Lively, entertaining reviews of, and essays on, old and newer films and everything relating to them, written by professional author William Schoell.

Thursday, February 23, 2017


Alexis Smith and William Holden
THE TURNING POINT (1952). Director: William Dieterle.

"I don't need a speech about honor or integrity -- from either one of you." -- John Conroy.

John Conroy (Edmond O'Brien) is a special prosecutor determined to break the hold that the rackets have on his city. Unfortunately, his good friend, reporter Jerry McKibbon (William Holden), has discovered that Conroy's own father, Matt (Tom Tully of Where the Sidewalk Ends), is a crooked cop in the employ of mobster Neil Eichelberger (Ed Begley), Conroy's chief antagonist. Adding to Conroy's troubles is the fact that his girlfriend and co-worker Amanda (Alexis Smith of Whiplash) is falling for Jerry and vice versa. There's a lot going on in The Turning Point -- a "B" movie with an "A" cast from Paramount and not Republic-- but much of it is handled in so perfunctory a manner that you wonder why the sub-plots -- Conroy's father being secretly corrupt; the love triangle -- were even introduced; Jerry is especially under-developed as a character. Still, the movie has interesting aspects and is well-acted, especially by Begley and Adele Longmire as the terrified witness, Carmelina. Carolyn Jones has a nice turn as another ditsy witness, and Russell Johnson [Attack of the Crab Monsters] briefly plays a cold-blooded hit man, as does Neville Brand. O'Brien's unemotional, reigned-in performance may fit the stoic character, but it also makes it harder to sympathize with someone who's having a really lousy year. The movie cries out for a good musical score, which it doesn't get.

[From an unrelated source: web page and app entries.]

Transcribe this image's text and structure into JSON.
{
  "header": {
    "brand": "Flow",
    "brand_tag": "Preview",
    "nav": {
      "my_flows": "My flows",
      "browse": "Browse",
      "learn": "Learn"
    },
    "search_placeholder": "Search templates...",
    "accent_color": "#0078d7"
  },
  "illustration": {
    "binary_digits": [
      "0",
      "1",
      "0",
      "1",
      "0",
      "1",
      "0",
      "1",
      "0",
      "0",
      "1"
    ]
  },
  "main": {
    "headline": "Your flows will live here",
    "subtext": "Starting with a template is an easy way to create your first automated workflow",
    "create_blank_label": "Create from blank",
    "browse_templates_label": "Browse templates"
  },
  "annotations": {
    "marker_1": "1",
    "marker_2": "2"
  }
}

Verdict: Borderline film noir with intriguing situations but it's perhaps less effective than some cheaper movies without major stars. **1/2.


angelman66 said...

Hi Bill - Funny to see Bill Holden, a year after Sunset Blvd and a year before his Best Actor Oscar, in this programmer.
The studio system really did keep actors as a kind of slave labor repertory company!

William said...

It's possible they made this earlier than Sunset and rushed it out after the success of that film, but I think you;re on the money regarding the studio system!